Lockheed Martin and MBDA-Italia will, this month, move into the 108-month development phase of the Medium Extended Air Defense System (MEADS) project, and are to begin a push to sign additional European governments up to the plan, writes Justin Wastnage.

The MEADS International joint venture was awarded a $3 billion design and development contract last September, but progress was delayed pending German parliamentary approval for EADS German subsidiary LFK's inclusion in the tri-national consortium. The contract ran around $500 million over budget when awarded last year.

At present, MEADS is to replace the USA and Germany's Patriot missile defence systems and Italy's Nike Hercules batteries, but could be developed to replace all of Europe's disparate systems. Lt Col Jeffrey Fitch, deputy national armament director's representative at the US Mission to NATO says: "The future of US-European industrial co-operation will look like NATO projects like MEADS."
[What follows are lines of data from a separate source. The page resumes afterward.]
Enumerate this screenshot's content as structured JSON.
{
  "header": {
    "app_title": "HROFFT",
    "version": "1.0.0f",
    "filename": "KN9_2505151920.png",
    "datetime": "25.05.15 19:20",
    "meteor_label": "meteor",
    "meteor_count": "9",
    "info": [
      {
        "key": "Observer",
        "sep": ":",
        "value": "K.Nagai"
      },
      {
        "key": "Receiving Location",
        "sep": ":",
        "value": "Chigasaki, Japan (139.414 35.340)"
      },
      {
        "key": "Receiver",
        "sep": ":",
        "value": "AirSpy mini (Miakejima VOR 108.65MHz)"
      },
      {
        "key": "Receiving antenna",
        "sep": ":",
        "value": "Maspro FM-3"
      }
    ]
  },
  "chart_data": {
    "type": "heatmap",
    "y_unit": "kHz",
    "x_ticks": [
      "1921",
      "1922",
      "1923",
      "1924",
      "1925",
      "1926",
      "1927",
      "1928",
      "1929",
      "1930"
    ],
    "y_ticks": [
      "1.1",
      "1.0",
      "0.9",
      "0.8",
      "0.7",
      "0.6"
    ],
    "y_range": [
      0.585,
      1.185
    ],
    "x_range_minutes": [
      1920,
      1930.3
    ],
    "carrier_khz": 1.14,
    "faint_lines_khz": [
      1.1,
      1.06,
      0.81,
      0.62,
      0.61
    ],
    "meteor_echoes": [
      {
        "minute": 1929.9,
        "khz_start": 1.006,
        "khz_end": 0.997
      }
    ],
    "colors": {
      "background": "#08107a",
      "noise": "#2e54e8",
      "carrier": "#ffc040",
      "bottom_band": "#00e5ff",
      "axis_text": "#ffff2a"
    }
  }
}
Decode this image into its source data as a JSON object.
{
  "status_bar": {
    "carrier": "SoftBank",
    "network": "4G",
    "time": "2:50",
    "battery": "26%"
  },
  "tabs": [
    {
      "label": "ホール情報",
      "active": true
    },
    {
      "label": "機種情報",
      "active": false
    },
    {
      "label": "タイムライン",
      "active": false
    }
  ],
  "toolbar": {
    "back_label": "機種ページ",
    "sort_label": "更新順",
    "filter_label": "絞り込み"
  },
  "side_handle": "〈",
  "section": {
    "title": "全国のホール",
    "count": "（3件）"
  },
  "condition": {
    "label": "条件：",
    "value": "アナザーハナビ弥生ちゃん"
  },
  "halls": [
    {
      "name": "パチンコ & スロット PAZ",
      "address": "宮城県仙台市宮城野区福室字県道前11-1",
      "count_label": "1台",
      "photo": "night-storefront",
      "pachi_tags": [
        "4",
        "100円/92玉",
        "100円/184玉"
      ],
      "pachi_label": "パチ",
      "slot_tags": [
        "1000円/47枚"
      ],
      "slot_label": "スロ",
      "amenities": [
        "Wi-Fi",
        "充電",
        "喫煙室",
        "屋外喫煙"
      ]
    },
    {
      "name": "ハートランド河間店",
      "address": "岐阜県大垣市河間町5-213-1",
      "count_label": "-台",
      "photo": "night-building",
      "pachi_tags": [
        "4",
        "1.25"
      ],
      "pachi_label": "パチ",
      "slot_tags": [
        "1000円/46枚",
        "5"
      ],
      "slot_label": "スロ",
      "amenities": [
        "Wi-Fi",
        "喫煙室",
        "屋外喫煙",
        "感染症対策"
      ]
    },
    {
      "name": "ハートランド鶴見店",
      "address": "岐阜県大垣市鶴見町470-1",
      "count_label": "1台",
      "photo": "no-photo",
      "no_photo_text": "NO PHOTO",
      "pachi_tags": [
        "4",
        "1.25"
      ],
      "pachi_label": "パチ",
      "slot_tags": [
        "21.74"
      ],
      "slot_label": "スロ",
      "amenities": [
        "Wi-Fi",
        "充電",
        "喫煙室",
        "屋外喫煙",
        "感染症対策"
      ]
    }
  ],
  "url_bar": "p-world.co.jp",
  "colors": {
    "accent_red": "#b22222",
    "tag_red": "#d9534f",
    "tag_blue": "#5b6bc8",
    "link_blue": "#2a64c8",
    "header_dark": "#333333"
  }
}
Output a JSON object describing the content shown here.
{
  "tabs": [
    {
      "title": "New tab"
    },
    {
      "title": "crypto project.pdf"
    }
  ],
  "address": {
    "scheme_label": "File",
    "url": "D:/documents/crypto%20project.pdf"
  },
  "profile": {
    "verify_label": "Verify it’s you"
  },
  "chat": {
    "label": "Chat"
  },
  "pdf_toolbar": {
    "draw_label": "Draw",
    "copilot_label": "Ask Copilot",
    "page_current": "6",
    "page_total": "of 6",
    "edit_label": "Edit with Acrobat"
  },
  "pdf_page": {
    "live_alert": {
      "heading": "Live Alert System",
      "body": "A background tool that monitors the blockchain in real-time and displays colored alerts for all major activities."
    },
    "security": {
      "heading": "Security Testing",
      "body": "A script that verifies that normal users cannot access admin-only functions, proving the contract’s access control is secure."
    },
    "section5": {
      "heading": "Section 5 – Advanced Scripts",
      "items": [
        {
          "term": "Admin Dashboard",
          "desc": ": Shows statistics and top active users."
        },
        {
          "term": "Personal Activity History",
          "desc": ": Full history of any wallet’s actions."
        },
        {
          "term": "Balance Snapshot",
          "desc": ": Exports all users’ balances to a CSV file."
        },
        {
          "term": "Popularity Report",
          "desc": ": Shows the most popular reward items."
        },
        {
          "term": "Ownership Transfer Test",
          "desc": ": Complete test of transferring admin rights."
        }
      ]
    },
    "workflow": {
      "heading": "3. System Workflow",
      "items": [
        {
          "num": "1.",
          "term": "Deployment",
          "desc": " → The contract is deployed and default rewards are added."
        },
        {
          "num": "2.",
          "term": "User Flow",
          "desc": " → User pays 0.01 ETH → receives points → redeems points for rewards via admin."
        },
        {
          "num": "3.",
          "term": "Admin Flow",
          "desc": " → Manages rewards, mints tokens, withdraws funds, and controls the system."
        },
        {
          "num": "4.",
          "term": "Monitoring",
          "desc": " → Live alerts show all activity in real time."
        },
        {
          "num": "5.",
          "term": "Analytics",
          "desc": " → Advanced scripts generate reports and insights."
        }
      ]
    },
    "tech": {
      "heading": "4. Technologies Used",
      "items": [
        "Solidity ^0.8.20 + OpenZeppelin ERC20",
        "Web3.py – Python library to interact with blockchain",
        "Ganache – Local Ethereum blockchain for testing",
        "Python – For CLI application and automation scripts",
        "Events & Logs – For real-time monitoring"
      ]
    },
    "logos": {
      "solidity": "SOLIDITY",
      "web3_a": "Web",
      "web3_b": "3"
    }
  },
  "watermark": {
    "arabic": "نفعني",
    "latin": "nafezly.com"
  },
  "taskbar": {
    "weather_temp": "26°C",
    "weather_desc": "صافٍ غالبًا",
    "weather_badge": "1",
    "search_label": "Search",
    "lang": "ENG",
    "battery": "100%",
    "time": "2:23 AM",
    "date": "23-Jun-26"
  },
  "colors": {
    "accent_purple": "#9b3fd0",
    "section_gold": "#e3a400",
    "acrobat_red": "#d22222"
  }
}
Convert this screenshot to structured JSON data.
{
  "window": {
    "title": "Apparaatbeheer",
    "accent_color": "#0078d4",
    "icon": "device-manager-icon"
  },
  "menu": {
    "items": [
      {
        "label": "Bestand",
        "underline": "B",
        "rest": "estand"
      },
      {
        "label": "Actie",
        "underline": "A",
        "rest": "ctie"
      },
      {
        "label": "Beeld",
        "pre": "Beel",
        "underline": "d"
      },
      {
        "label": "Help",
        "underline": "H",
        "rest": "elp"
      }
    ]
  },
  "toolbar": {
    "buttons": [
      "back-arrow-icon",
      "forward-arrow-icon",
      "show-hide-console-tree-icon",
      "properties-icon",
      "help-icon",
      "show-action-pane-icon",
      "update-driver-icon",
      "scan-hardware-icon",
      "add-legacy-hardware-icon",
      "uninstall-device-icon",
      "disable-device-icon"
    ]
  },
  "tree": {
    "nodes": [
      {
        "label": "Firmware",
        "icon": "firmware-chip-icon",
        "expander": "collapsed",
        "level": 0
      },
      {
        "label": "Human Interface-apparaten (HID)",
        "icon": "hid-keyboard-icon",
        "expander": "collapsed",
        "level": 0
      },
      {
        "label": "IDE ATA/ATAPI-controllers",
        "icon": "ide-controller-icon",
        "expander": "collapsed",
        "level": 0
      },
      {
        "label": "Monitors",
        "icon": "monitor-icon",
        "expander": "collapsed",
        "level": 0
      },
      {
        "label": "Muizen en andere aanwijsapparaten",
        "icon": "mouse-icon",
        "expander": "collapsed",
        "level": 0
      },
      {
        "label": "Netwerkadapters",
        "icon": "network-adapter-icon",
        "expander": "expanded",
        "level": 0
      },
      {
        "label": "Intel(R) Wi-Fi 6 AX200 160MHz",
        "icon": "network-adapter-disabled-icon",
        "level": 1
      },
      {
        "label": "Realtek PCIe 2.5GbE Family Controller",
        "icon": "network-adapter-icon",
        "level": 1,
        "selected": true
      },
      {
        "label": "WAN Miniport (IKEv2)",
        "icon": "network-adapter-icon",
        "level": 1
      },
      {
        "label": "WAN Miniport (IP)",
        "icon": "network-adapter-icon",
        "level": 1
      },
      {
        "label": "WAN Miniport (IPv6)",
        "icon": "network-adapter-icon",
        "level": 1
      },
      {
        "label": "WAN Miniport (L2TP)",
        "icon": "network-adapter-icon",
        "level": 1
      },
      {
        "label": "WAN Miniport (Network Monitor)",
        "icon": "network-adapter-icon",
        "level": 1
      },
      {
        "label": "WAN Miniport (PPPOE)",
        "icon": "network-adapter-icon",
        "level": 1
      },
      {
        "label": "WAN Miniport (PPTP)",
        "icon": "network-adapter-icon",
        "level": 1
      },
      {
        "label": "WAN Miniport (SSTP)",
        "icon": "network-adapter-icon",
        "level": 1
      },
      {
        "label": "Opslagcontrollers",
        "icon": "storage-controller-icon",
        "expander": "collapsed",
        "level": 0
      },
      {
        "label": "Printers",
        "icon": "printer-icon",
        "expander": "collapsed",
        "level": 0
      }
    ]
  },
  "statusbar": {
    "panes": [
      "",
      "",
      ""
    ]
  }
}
Lockheed president for continental Europe, Scott Harris, speaking at a New Defence Agenda discussion on the transatlantic defence marketplace in Brussels last week, said MEADS would be "the tactical air defence system for all of Europe if the other nations want it to be". The US company will spearhead any European sales drive, he says.

The MEADS design's specifications have narrowed since 2004, with the three governments having ironed out requested changes, and there is hope that a NATO standard could be developed to offer the system to other countries. Each nation now has a unique tactical operational centre, adding to overall costs. If MEADS became a NATO programme, increased interoperability could cut costs, says Harris. Germany funds 25% of the project, Italy 17% and the USA the remainder.

Source: Flight International